Quotebook isn't meant to be an app you use every day. It's meant to be perfect when you need it, like all the times you wish you remembered that astute Albert Einstein quote. Quotebook doesn't ship filled with quotes but instead challenges you to type out a collection of great ideas and thoughts you've seen and heard. The idea is far from a novel one — books of quotes have been published for as long as people have carried pocket notebooks to scrawl down things they like. The $2.99 universal app launches for iPad today, joining its iPhone brethren and syncing all your favorite proverbs and axioms through iCloud.
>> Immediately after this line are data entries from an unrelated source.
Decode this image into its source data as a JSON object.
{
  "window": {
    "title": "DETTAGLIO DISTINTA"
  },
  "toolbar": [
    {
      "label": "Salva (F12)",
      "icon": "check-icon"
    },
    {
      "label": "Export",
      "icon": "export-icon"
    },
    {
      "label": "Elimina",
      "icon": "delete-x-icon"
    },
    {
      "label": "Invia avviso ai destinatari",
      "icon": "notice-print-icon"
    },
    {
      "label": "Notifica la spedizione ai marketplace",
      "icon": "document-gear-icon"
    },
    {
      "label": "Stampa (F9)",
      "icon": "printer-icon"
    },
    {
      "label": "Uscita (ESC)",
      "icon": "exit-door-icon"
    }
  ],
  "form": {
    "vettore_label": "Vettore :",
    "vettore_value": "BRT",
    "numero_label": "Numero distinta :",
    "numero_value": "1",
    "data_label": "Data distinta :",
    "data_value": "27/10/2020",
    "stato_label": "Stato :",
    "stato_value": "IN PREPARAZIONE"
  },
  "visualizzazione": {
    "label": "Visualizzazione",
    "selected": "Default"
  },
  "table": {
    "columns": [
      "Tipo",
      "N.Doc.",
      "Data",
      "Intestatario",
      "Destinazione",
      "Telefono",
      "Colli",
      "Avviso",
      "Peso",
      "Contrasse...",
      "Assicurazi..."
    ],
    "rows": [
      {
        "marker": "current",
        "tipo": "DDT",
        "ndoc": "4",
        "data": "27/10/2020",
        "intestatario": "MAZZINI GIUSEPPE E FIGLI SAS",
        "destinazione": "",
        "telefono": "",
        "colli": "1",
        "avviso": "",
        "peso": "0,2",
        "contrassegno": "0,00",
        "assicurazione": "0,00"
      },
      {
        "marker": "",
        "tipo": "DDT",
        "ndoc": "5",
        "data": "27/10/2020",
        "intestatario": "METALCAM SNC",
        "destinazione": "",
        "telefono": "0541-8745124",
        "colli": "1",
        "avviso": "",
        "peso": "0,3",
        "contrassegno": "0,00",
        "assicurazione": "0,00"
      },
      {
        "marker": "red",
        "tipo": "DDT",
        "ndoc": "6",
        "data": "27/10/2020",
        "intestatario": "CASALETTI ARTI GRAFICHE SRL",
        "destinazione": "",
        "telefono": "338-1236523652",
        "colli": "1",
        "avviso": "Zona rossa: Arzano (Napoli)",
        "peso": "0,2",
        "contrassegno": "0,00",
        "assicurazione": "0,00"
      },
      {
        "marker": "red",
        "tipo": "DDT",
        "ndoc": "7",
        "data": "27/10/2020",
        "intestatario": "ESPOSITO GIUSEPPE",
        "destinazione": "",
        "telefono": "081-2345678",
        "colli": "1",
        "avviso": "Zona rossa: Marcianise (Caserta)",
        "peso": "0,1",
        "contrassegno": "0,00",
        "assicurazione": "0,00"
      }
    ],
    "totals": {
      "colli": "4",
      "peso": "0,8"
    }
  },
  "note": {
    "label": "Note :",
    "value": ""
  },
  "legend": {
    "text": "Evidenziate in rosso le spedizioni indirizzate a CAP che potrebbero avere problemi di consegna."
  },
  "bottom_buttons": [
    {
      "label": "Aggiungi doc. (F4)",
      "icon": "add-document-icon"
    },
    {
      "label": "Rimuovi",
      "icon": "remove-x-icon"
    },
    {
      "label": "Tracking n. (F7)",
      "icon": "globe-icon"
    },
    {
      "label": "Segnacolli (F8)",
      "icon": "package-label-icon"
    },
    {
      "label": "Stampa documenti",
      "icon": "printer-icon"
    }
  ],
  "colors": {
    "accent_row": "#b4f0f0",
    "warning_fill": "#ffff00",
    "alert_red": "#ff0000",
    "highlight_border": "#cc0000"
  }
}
Quotebook isn't just for data entry, however. When you type in a quote's author, tapping a blue arrow immediately takes you to WIkipedia (inside the app) to learn more about him or her. A tab near the top of the screen jumps you between the author's Wikipedia page and a Wikiquote page filled with quotes by that person. If you're browsing Wikipedia or Wikiquote within the app and copy text, it intelligently asks if you want to add that text as a quote to your library, correctly attributed and all. Once your library is chock full of inspirational nuggets, you can browse by date added, author, source (like Walden), tag (like "life lessons"), and via a quick search field. You can share posts to Twitter, Facebook, and Tumblr with a couple taps. Conversely, Quotebook worked with Instapaper to let you add highlighted text straight from the popular read-later app.
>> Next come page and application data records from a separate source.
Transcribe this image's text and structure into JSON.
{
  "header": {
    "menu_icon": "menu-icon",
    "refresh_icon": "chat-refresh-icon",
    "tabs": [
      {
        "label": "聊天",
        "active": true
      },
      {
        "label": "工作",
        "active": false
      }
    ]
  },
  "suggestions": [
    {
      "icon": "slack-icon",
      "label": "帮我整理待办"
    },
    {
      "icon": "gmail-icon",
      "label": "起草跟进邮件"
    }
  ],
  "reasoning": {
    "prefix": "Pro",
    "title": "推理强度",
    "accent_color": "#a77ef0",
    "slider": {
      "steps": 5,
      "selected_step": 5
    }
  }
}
While some may ridicule the app's leather-bound skeumorphic design inspiration, we think it looks understated, elegant, and unobtrusive. The app isn't trying to bite off more than it can chew, and it "just works," so of course it only makes sense that developer Lickability is named after a Steve Jobs quote. "We made the buttons on the screen look so good you'll want to lick them," the company pasted on its homepage. You won't want to lick your iPad once you install Quotebook, but the app's pretty useful for a few bucks.